BACKGROUND: Currently, unstable push-ups are used to increase the activation of the muscles in the upper extremities and core muscles if compared to conventional push-ups. The aim was to examine the effects of different unstable push-ups on the electromyographic activity and coactivation of the core muscles. In addition, ascent and descent push-up phases were analyzed. METHODS: Twelve physically active men (age: 23.7±3.0 years old; body mass: 71.7±8.7 kg; height: 1.73±0.06 m; Body Mass Index: 23.9±2.4 kg/m2) carried out conventional and unstable push-up exercises (balance trainer, balance discs and suspended training) while electromyography signals of pectoralis major (PM), rectus abdominis (RA), external oblique (EO), longissimus (LS) and lumbar multifidus (LM) were assessed. The percentage of the maximum voluntary isometric contraction for all muscles was calculated. RESULTS: For muscle amplitude, suspended push-up caused greater muscular activation of the RA and EO in comparison to the other conditions (P<0.05), and a greater activation of the LS in comparison to conventional and balance disc push-ups (P<0.05). In relation to the push-up phases, only the EO showed a greater electromyographic activation during the ascent phase of suspended push-ups (P<0.05). Regarding muscle coactivation, it was observed that the RA/ LM muscular pair showed lower values when the participants performed suspended push-ups in comparison to the conventional push-up. CONCLUSIONS: Suspended push-ups showed a greater electromyographic activation and a lower coactivation in comparison to unstable surface push-ups. We recommend that sport science professionals and practitioners include, with precaution, suspended push-ups into exercise routines to improve strength in the upper extremities and core balance.

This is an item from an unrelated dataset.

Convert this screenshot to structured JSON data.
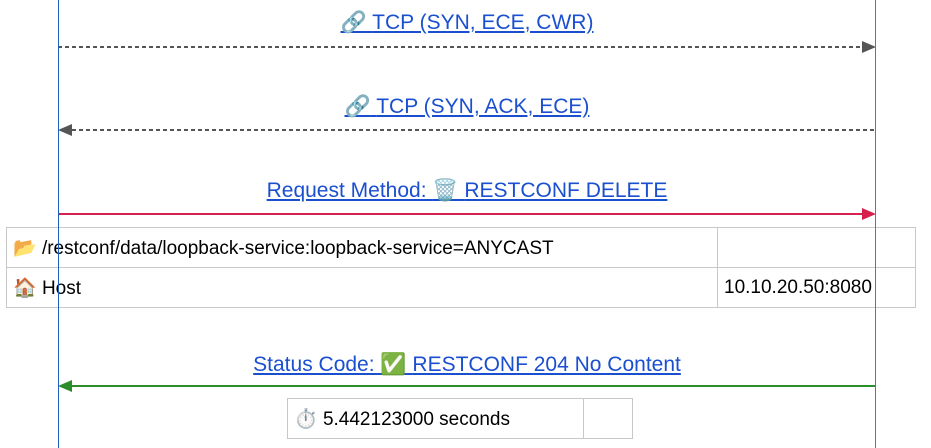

|Translated title of the contribution||Electromyographic amplitude and coactivation of the core muscles during different unstable push-up exercises|
|Number of pages||14|
|Journal||Medicina dello Sport|
|Publication status||Published - Jun 2021|
ASJC Scopus subject areas
- Orthopedics and Sports Medicine
- Physical Therapy, Sports Therapy and Rehabilitation